Wherever an image appears in the entries, drop it and reproduce everything else exactly.

• _INPUT DATA_
######

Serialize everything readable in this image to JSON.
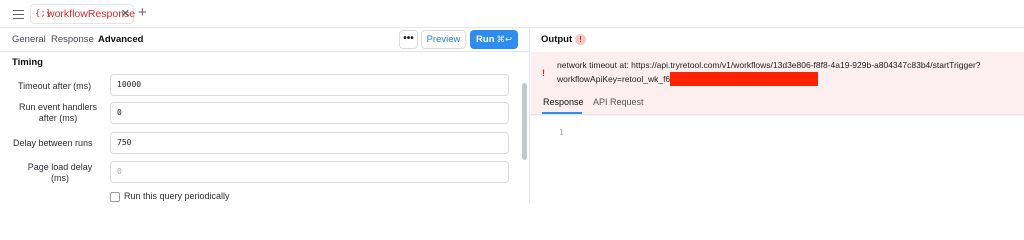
{
  "tabbar": {
    "query_tab": {
      "icon": "{;}",
      "name": "workflowResponse",
      "close": "✕"
    },
    "add_tab": "+"
  },
  "editor": {
    "subtabs": [
      "General",
      "Response",
      "Advanced"
    ],
    "active_subtab": "Advanced",
    "more": "•••",
    "preview_label": "Preview",
    "run_label": "Run",
    "run_shortcut": "⌘↩",
    "section_title": "Timing",
    "fields": {
      "timeout": {
        "label": "Timeout after (ms)",
        "value": "10000"
      },
      "run_event": {
        "label_line1": "Run event handlers",
        "label_line2": "after (ms)",
        "value": "0"
      },
      "delay": {
        "label": "Delay between runs",
        "value": "750"
      },
      "page_load": {
        "label_line1": "Page load delay",
        "label_line2": "(ms)",
        "placeholder": "0"
      }
    },
    "checkbox_label": "Run this query periodically"
  },
  "output": {
    "title": "Output",
    "alert": "!",
    "error_icon": "!",
    "error_line1": "network timeout at: https://api.tryretool.com/v1/workflows/13d3e806-f8f8-4a19-929b-a804347c83b4/startTrigger?",
    "error_line2": "workflowApiKey=retool_wk_f6",
    "tabs": [
      "Response",
      "API Request"
    ],
    "active_tab": "Response",
    "line_number": "1"
  },
  "colors": {
    "accent": "#2d8ef0",
    "error_red": "#d12a2a",
    "error_bg": "#fdeef0",
    "redaction": "#ff2200"
  }
}
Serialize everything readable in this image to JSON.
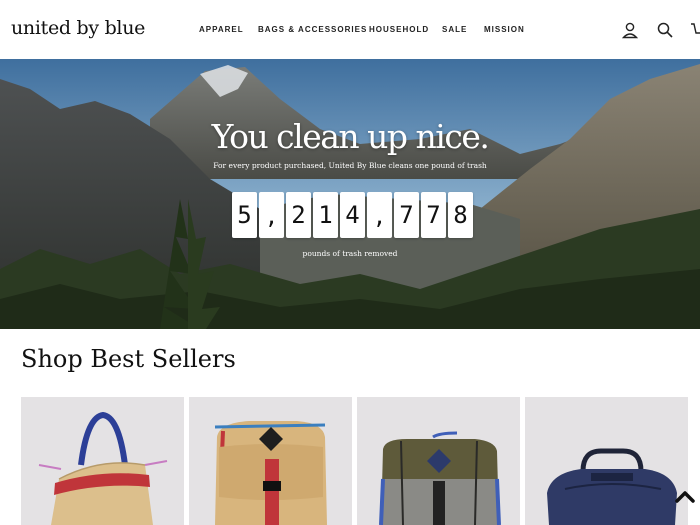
{
  "brand": {
    "logo_text": "united by blue"
  },
  "nav": {
    "items": [
      {
        "id": "apparel",
        "label": "APPAREL"
      },
      {
        "id": "bags",
        "label": "BAGS & ACCESSORIES"
      },
      {
        "id": "household",
        "label": "HOUSEHOLD"
      },
      {
        "id": "sale",
        "label": "SALE"
      },
      {
        "id": "mission",
        "label": "MISSION"
      }
    ]
  },
  "header_icons": [
    "account-icon",
    "search-icon",
    "cart-icon"
  ],
  "hero": {
    "title": "You clean up nice.",
    "subtitle": "For every product purchased, United By Blue cleans one pound of trash",
    "counter_digits": [
      "5",
      ",",
      "2",
      "1",
      "4",
      ",",
      "7",
      "7",
      "8"
    ],
    "caption": "pounds of trash removed"
  },
  "best_sellers": {
    "title": "Shop Best Sellers",
    "products": [
      {
        "id": "tote",
        "icon": "tote-bag-image"
      },
      {
        "id": "rucksack",
        "icon": "rucksack-image"
      },
      {
        "id": "backpack",
        "icon": "backpack-image"
      },
      {
        "id": "duffel",
        "icon": "duffel-bag-image"
      }
    ]
  },
  "colors": {
    "accent_navy": "#2c3a6b",
    "tan": "#d9b37c",
    "olive": "#5e5a3a",
    "red": "#c0353a"
  }
}
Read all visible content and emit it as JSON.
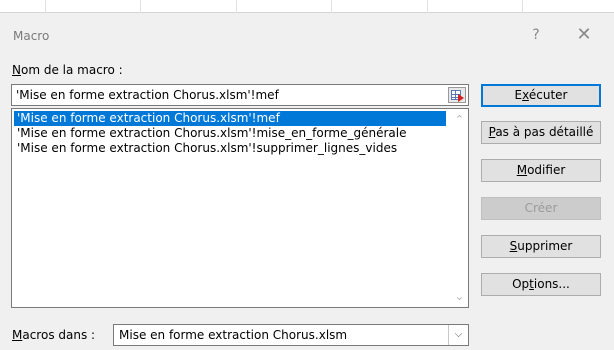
{
  "window": {
    "title": "Macro",
    "help_glyph": "?",
    "close_glyph": "✕"
  },
  "macro_name": {
    "label_prefix": "",
    "label_accel": "N",
    "label_rest": "om de la macro :",
    "value": "'Mise en forme extraction Chorus.xlsm'!mef"
  },
  "macro_list": {
    "items": [
      "'Mise en forme extraction Chorus.xlsm'!mef",
      "'Mise en forme extraction Chorus.xlsm'!mise_en_forme_générale",
      "'Mise en forme extraction Chorus.xlsm'!supprimer_lignes_vides"
    ],
    "selected_index": 0,
    "scroll_up_glyph": "⌃",
    "scroll_down_glyph": "⌄"
  },
  "buttons": {
    "run": {
      "pre": "E",
      "accel": "x",
      "post": "écuter",
      "enabled": true,
      "default": true
    },
    "step": {
      "pre": "",
      "accel": "P",
      "post": "as à pas détaillé",
      "enabled": true
    },
    "edit": {
      "pre": "",
      "accel": "M",
      "post": "odifier",
      "enabled": true
    },
    "create": {
      "pre": "",
      "accel": "",
      "post": "Créer",
      "enabled": false
    },
    "delete": {
      "pre": "",
      "accel": "S",
      "post": "upprimer",
      "enabled": true
    },
    "options": {
      "pre": "Op",
      "accel": "t",
      "post": "ions...",
      "enabled": true
    }
  },
  "macros_in": {
    "label_prefix": "",
    "label_accel": "M",
    "label_rest": "acros dans :",
    "value": "Mise en forme extraction Chorus.xlsm",
    "dropdown_glyph": "⌵"
  },
  "colors": {
    "selection": "#0078d7",
    "dialog_bg": "#f0f0f0"
  }
}
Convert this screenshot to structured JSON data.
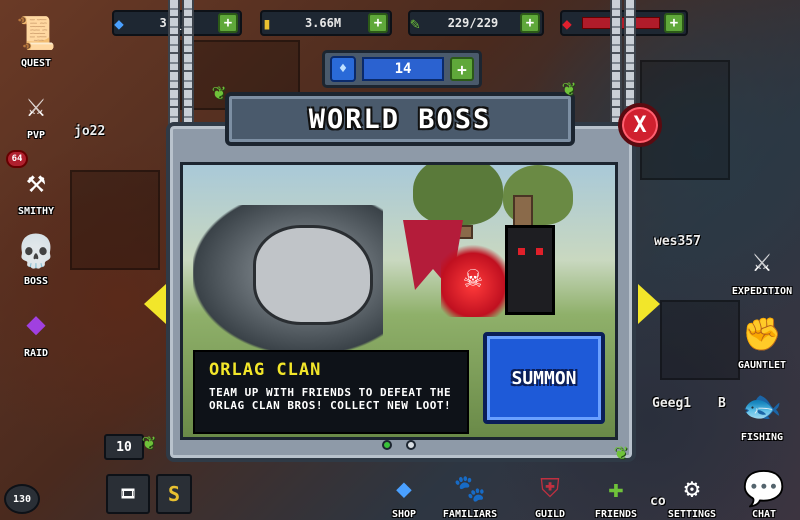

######

• _THE COMPLETED TASK_
Serialize everything readable in this image to JSON.
{
  "tabbar": {
    "query_tab": {
      "icon": "{;}",
      "name": "workflowResponse",
      "close": "✕"
    },
    "add_tab": "+"
  },
  "editor": {
    "subtabs": [
      "General",
      "Response",
      "Advanced"
    ],
    "active_subtab": "Advanced",
    "more": "•••",
    "preview_label": "Preview",
    "run_label": "Run",
    "run_shortcut": "⌘↩",
    "section_title": "Timing",
    "fields": {
      "timeout": {
        "label": "Timeout after (ms)",
        "value": "10000"
      },
      "run_event": {
        "label_line1": "Run event handlers",
        "label_line2": "after (ms)",
        "value": "0"
      },
      "delay": {
        "label": "Delay between runs",
        "value": "750"
      },
      "page_load": {
        "label_line1": "Page load delay",
        "label_line2": "(ms)",
        "placeholder": "0"
      }
    },
    "checkbox_label": "Run this query periodically"
  },
  "output": {
    "title": "Output",
    "alert": "!",
    "error_icon": "!",
    "error_line1": "network timeout at: https://api.tryretool.com/v1/workflows/13d3e806-f8f8-4a19-929b-a804347c83b4/startTrigger?",
    "error_line2": "workflowApiKey=retool_wk_f6",
    "tabs": [
      "Response",
      "API Request"
    ],
    "active_tab": "Response",
    "line_number": "1"
  },
  "colors": {
    "accent": "#2d8ef0",
    "error_red": "#d12a2a",
    "error_bg": "#fdeef0",
    "redaction": "#ff2200"
  }
}
Serialize everything readable in this image to JSON.
{
  "brand": {
    "logo_text": "united by blue"
  },
  "nav": {
    "items": [
      {
        "id": "apparel",
        "label": "APPAREL"
      },
      {
        "id": "bags",
        "label": "BAGS & ACCESSORIES"
      },
      {
        "id": "household",
        "label": "HOUSEHOLD"
      },
      {
        "id": "sale",
        "label": "SALE"
      },
      {
        "id": "mission",
        "label": "MISSION"
      }
    ]
  },
  "header_icons": [
    "account-icon",
    "search-icon",
    "cart-icon"
  ],
  "hero": {
    "title": "You clean up nice.",
    "subtitle": "For every product purchased, United By Blue cleans one pound of trash",
    "counter_digits": [
      "5",
      ",",
      "2",
      "1",
      "4",
      ",",
      "7",
      "7",
      "8"
    ],
    "caption": "pounds of trash removed"
  },
  "best_sellers": {
    "title": "Shop Best Sellers",
    "products": [
      {
        "id": "tote",
        "icon": "tote-bag-image"
      },
      {
        "id": "rucksack",
        "icon": "rucksack-image"
      },
      {
        "id": "backpack",
        "icon": "backpack-image"
      },
      {
        "id": "duffel",
        "icon": "duffel-bag-image"
      }
    ]
  },
  "colors": {
    "accent_navy": "#2c3a6b",
    "tan": "#d9b37c",
    "olive": "#5e5a3a",
    "red": "#c0353a"
  }
}
Read all visible content and emit it as JSON.
{
  "window": {
    "title": "Macro",
    "help_glyph": "?",
    "close_glyph": "✕"
  },
  "macro_name": {
    "label_prefix": "",
    "label_accel": "N",
    "label_rest": "om de la macro :",
    "value": "'Mise en forme extraction Chorus.xlsm'!mef"
  },
  "macro_list": {
    "items": [
      "'Mise en forme extraction Chorus.xlsm'!mef",
      "'Mise en forme extraction Chorus.xlsm'!mise_en_forme_générale",
      "'Mise en forme extraction Chorus.xlsm'!supprimer_lignes_vides"
    ],
    "selected_index": 0,
    "scroll_up_glyph": "⌃",
    "scroll_down_glyph": "⌄"
  },
  "buttons": {
    "run": {
      "pre": "E",
      "accel": "x",
      "post": "écuter",
      "enabled": true,
      "default": true
    },
    "step": {
      "pre": "",
      "accel": "P",
      "post": "as à pas détaillé",
      "enabled": true
    },
    "edit": {
      "pre": "",
      "accel": "M",
      "post": "odifier",
      "enabled": true
    },
    "create": {
      "pre": "",
      "accel": "",
      "post": "Créer",
      "enabled": false
    },
    "delete": {
      "pre": "",
      "accel": "S",
      "post": "upprimer",
      "enabled": true
    },
    "options": {
      "pre": "Op",
      "accel": "t",
      "post": "ions...",
      "enabled": true
    }
  },
  "macros_in": {
    "label_prefix": "",
    "label_accel": "M",
    "label_rest": "acros dans :",
    "value": "Mise en forme extraction Chorus.xlsm",
    "dropdown_glyph": "⌵"
  },
  "colors": {
    "selection": "#0078d7",
    "dialog_bg": "#f0f0f0"
  }
}
Convert this screenshot to structured JSON data.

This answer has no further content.